Different government agencies have procured 132.08 lakh MT of wheat in Punjab. It is beyond the target set by the Punjab government. The state targeted the procurement of 130 lakh MT of wheat. The mode of payment was direct payment to the farmers. It is known that more than nine lakh farmers in the state have received more than 23,000 crore directly into their bank accounts. Earlier, the payments were made through arhtiyas or middlemen. This year, the minimum support price (MSP) of wheat has been `1,975 per quintal. The government has registered farmers on the Anaj Kharid portal.
It is to be noted that this year Punjab produced around 170 MT of wheat in its 35 lakh hectares of land. But the number of beneficiaries did not increase significantly this year. That increment has been marginal compared to last year. In 2020, the number of beneficiaries was 8.8 lakh farmers. What are the reasons behind the entry of more farmers into the mandis? Bharatiya Kisan Union leader Jagmohan Singh reportedly said that farmers went to mandis instead of the flour millers because of the direct payment system at the mandis. A Punjab Mandi Board source reportedly said that more wheat landed in mandis as the number of private buyers was low due to the pandemic.
On increasing overall farmers’ income
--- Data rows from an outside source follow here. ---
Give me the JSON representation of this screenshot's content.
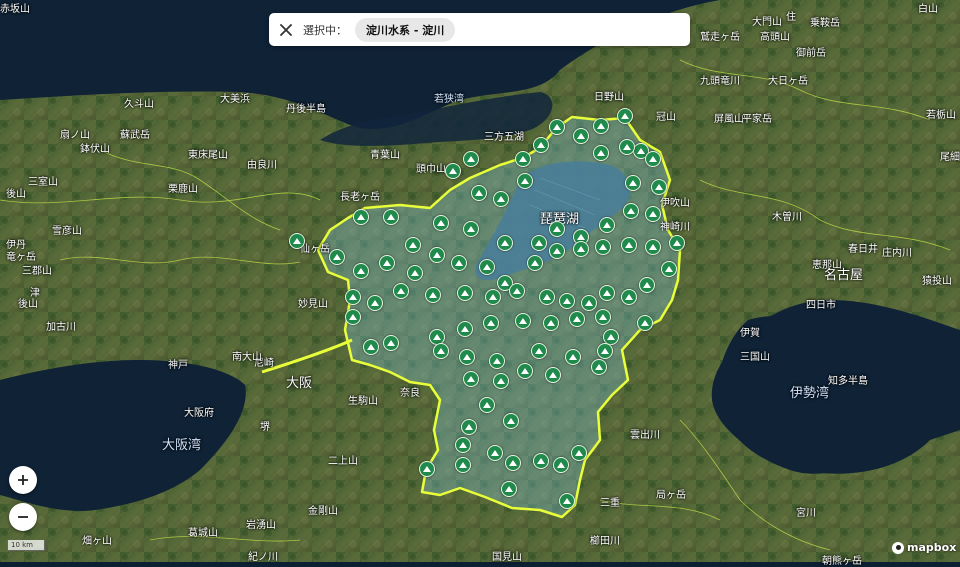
{
  "search": {
    "selecting_label": "選択中：",
    "selected_river": "淀川水系 - 淀川"
  },
  "map": {
    "places": [
      {
        "text": "大門山",
        "cls": ""
      },
      {
        "text": "住",
        "cls": ""
      },
      {
        "text": "乗鞍岳",
        "cls": ""
      },
      {
        "text": "鷲走ヶ岳",
        "cls": ""
      },
      {
        "text": "高頭山",
        "cls": ""
      },
      {
        "text": "御前岳",
        "cls": ""
      },
      {
        "text": "九頭竜川",
        "cls": ""
      },
      {
        "text": "大日ヶ岳",
        "cls": ""
      },
      {
        "text": "日野山",
        "cls": ""
      },
      {
        "text": "若狭湾",
        "cls": "water"
      },
      {
        "text": "大美浜",
        "cls": ""
      },
      {
        "text": "丹後半島",
        "cls": ""
      },
      {
        "text": "久斗山",
        "cls": ""
      },
      {
        "text": "扇ノ山",
        "cls": ""
      },
      {
        "text": "蘇武岳",
        "cls": ""
      },
      {
        "text": "鉢伏山",
        "cls": ""
      },
      {
        "text": "東床尾山",
        "cls": ""
      },
      {
        "text": "由良川",
        "cls": ""
      },
      {
        "text": "頭巾山",
        "cls": ""
      },
      {
        "text": "青葉山",
        "cls": ""
      },
      {
        "text": "栗鹿山",
        "cls": ""
      },
      {
        "text": "三室山",
        "cls": ""
      },
      {
        "text": "後山",
        "cls": ""
      },
      {
        "text": "雪彦山",
        "cls": ""
      },
      {
        "text": "長老ヶ岳",
        "cls": ""
      },
      {
        "text": "三方五湖",
        "cls": ""
      },
      {
        "text": "冠山",
        "cls": ""
      },
      {
        "text": "屏風山",
        "cls": ""
      },
      {
        "text": "平家岳",
        "cls": ""
      },
      {
        "text": "若栃山",
        "cls": ""
      },
      {
        "text": "尾細山",
        "cls": ""
      },
      {
        "text": "白山",
        "cls": ""
      },
      {
        "text": "琵琶湖",
        "cls": "big"
      },
      {
        "text": "伊吹山",
        "cls": ""
      },
      {
        "text": "木曽川",
        "cls": ""
      },
      {
        "text": "恵那山",
        "cls": ""
      },
      {
        "text": "春日井",
        "cls": ""
      },
      {
        "text": "庄内川",
        "cls": ""
      },
      {
        "text": "名古屋",
        "cls": "big"
      },
      {
        "text": "猿投山",
        "cls": ""
      },
      {
        "text": "加古川",
        "cls": ""
      },
      {
        "text": "妙見山",
        "cls": ""
      },
      {
        "text": "四日市",
        "cls": ""
      },
      {
        "text": "知多半島",
        "cls": ""
      },
      {
        "text": "伊勢湾",
        "cls": "water big"
      },
      {
        "text": "神戸",
        "cls": ""
      },
      {
        "text": "尼崎",
        "cls": ""
      },
      {
        "text": "大阪",
        "cls": "big"
      },
      {
        "text": "大阪府",
        "cls": ""
      },
      {
        "text": "大阪湾",
        "cls": "water big"
      },
      {
        "text": "生駒山",
        "cls": ""
      },
      {
        "text": "奈良",
        "cls": ""
      },
      {
        "text": "堺",
        "cls": ""
      },
      {
        "text": "二上山",
        "cls": ""
      },
      {
        "text": "雲出川",
        "cls": ""
      },
      {
        "text": "宮川",
        "cls": ""
      },
      {
        "text": "金剛山",
        "cls": ""
      },
      {
        "text": "岩湧山",
        "cls": ""
      },
      {
        "text": "葛城山",
        "cls": ""
      },
      {
        "text": "畑ヶ山",
        "cls": ""
      },
      {
        "text": "三重",
        "cls": ""
      },
      {
        "text": "局ヶ岳",
        "cls": ""
      },
      {
        "text": "櫛田川",
        "cls": ""
      },
      {
        "text": "紀ノ川",
        "cls": ""
      },
      {
        "text": "国見山",
        "cls": ""
      },
      {
        "text": "朝熊ヶ岳",
        "cls": ""
      },
      {
        "text": "津",
        "cls": ""
      },
      {
        "text": "伊賀",
        "cls": ""
      },
      {
        "text": "三国山",
        "cls": ""
      },
      {
        "text": "竜ヶ岳",
        "cls": ""
      },
      {
        "text": "後山",
        "cls": ""
      },
      {
        "text": "三郡山",
        "cls": ""
      },
      {
        "text": "南大山",
        "cls": ""
      },
      {
        "text": "伊丹",
        "cls": ""
      },
      {
        "text": "仙ヶ岳",
        "cls": ""
      },
      {
        "text": "神崎川",
        "cls": ""
      },
      {
        "text": "赤坂山",
        "cls": ""
      }
    ]
  },
  "controls": {
    "zoom_in": "+",
    "zoom_out": "−",
    "scale": "10 km"
  },
  "attribution": {
    "brand": "mapbox"
  },
  "colors": {
    "basin_outline": "#e8ff3a",
    "pin_fill": "#1f8a4c",
    "sea": "#0f2236"
  }
}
One of the most important challenges that Indian farmers’ have been facing is lack of remunerative prices of agricultural products. The production level is high enough to meet the requirements of the domestic market. The government has also intervened in the sector in different ways. Declaration of MSP for 26 important agricultural products, subsidised fertilisers and seeds to the farmers, subsidised power supply to many and cheap irrigation facilities are some of the steps. Government subsidy in agriculture is present in almost all the developed and developing countries of the world. In India in spite of many advantages, a large section of Indian farmers are in distress.
A few important points on raising farmers’ income
A three-pronged principle was raised by the Prime Minister Narendra Modi in 2016 to achieve the target of doubling farmers’ income by 2022. The three pillars were rise of yields, lower cost of production and remunerative prices of farm produce. But the apparently easy points are actually very difficult to achieve. The economy has been passing through a pandemic situation and economic growth is decelerating. In this situation, doubling the income of farmers within the coming year is not possible. But at the same time, it is the agriculture sector that has not been affected heavily by the pandemic. PVS Suryakumar, Deputy Managing Director, National Bank for Agriculture and Rural Development (NABARD) has pointed out a micro scenario where doubling farmers’ income of a small number of farmers in a small region was possible. According to him, it was possible as several conditions needed for achieving the goal materialised. But in the case of the economy as a whole, it is very difficult to meet all the conditions of achieving the target.
An experiment in a micro level
In the micro project where on an average each project encompassed nine villages and 1400 volunteer households. The actual project cost was `20 crore with convergence grants of 6 crore (30%), beneficiary contribution of `7 crore (355) and bank loans of `7 crore (35%). The farmers’ base line annual income was `64,000 (actual range is between `41,000-1,13000). In that project, the income got enhanced by 40-80%. What was the reason behind income enhancement?
Suryakumar mentioned that each project began with selection of improved crop varieties, crop combinations and adapting appropriate agronomic practices and regular seed replacement. It also included farm banding, mulching, moisture conservation and life saving irrigation etc. They were also involved in dairy cattle, collective utilisation of farm machinery, collective input purchase and output marketing. Therefore, it is clear that their success came as a result of several utilization techniques of many suitable factors.
What would happen in the macro situation?
In the agriculture sector, it is not just production and pricing and sale related matters. Farmers face several risks. Most of the farmers have to sell their produce immediately after the harvest due to various reasons. They also face problems related to grading, processing of products and their storing. Helpful banking facility is needed. There is a need to have efficient farmer producer organizations. Therefore, increasing farmers' stable income needs to address all these problems and this is not an easy job for the government.
Increasing off farm activities
How many of us know that most of the farming communities have been living through off-farm income resources? On the basis of a Canadian experiment, famous economist A M Fuller stated in 1991 that, “Full-time farming is the aberration in modern farming history as multiple jobs holding among farm households is the norm.”
The ICRISAT village level studies indicate that in the semi-arid regions of India, agricultural income out of the total income has been falling drastically (Participation of Rural Households in Farm, Non-Farm and Pluri Activity: Evidence from India by S Subramanian, 2018). In India, it is believed that close to 60% of the total workforce is now engaged in non farm activities and according to census 2011, it was 45%. The off-farm activities have been rising because it supplements family income outside agriculture, spreads risk, stabilises salaries, reduce income inequalities and maintains resources for farming and other financial obligations.
So, increasing farmers’ income is not a matter related only to agriculture. It depends on the total prospects of livelihood in the rural sector as well as the health of the economy.